- [Problem description]: Write out each entry below exactly. Do not include the images.

- [Records for this exercise]:

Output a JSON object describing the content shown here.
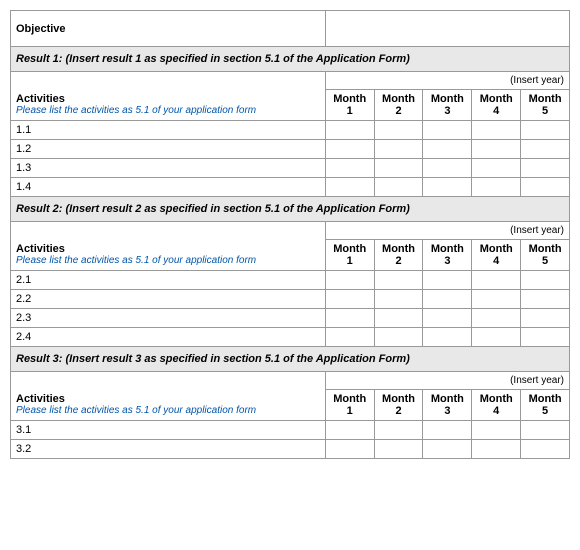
{
  "table": {
    "objective_label": "Objective",
    "months": [
      "Month 1",
      "Month 2",
      "Month 3",
      "Month 4",
      "Month 5"
    ],
    "insert_year": "(Insert year)",
    "activities_label": "Activities",
    "activities_sublabel": "Please list the activities as 5.1 of your application form",
    "results": [
      {
        "label": "Result 1:  (Insert result 1 as  specified in section 5.1 of the Application Form)",
        "rows": [
          "1.1",
          "1.2",
          "1.3",
          "1.4"
        ]
      },
      {
        "label": "Result 2:  (Insert result 2 as specified in section 5.1 of the Application Form)",
        "rows": [
          "2.1",
          "2.2",
          "2.3",
          "2.4"
        ]
      },
      {
        "label": "Result 3:  (Insert result 3 as specified in section 5.1 of the Application Form)",
        "rows": [
          "3.1",
          "3.2"
        ]
      }
    ]
  }
}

- [Exercise solution]:
Output a JSON object describing the content shown here.
{
  "table": {
    "objective_label": "Objective",
    "months": [
      "Month 1",
      "Month 2",
      "Month 3",
      "Month 4",
      "Month 5"
    ],
    "insert_year": "(Insert year)",
    "activities_label": "Activities",
    "activities_sublabel": "Please list the activities as 5.1 of your application form",
    "results": [
      {
        "label": "Result 1:  (Insert result 1 as  specified in section 5.1 of the Application Form)",
        "rows": [
          "1.1",
          "1.2",
          "1.3",
          "1.4"
        ]
      },
      {
        "label": "Result 2:  (Insert result 2 as specified in section 5.1 of the Application Form)",
        "rows": [
          "2.1",
          "2.2",
          "2.3",
          "2.4"
        ]
      },
      {
        "label": "Result 3:  (Insert result 3 as specified in section 5.1 of the Application Form)",
        "rows": [
          "3.1",
          "3.2"
        ]
      }
    ]
  }
}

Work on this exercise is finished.